_Activity_: Your reply should be a single number, the count of lines in the records that contain the string "instances".

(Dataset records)
-----

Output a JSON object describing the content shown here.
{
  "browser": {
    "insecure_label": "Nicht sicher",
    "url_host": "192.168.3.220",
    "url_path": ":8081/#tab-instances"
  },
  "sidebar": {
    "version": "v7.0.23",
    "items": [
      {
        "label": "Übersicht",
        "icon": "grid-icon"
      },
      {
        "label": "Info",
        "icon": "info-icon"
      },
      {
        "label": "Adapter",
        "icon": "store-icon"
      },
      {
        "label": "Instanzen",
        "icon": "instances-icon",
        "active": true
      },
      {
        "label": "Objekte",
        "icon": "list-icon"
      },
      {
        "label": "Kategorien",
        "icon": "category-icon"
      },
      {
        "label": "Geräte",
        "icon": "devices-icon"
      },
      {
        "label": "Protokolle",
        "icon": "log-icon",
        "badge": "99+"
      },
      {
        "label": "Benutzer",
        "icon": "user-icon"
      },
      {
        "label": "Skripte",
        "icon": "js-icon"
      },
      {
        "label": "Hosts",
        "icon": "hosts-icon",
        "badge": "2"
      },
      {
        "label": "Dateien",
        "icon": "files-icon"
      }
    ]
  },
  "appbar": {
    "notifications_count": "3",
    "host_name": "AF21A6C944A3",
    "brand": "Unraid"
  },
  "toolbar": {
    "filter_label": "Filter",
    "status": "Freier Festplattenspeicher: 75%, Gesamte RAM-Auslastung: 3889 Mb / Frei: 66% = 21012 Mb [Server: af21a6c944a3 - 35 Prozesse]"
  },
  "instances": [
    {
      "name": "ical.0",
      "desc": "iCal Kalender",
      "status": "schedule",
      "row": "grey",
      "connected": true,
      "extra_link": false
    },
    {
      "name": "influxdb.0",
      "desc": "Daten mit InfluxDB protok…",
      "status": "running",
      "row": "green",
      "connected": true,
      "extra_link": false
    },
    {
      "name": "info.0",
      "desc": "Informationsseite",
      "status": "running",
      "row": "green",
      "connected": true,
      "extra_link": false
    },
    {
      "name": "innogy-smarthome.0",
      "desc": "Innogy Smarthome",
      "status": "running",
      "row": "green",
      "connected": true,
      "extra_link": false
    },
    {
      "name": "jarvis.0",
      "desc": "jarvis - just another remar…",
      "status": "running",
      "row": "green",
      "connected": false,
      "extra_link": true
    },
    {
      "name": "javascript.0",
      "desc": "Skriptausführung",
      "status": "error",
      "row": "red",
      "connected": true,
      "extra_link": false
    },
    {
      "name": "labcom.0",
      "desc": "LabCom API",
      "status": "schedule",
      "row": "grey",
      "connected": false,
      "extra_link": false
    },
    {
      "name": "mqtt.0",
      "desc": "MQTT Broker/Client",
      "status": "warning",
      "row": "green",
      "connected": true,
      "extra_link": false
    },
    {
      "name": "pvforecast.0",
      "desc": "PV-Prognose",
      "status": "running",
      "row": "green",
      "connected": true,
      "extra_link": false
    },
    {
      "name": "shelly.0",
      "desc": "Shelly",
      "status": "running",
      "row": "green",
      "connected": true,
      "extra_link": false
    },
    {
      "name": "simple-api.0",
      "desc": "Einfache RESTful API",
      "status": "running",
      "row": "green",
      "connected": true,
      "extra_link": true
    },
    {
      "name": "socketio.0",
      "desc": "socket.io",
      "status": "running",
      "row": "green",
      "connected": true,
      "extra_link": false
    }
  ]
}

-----

_Answer to the exercise_: 3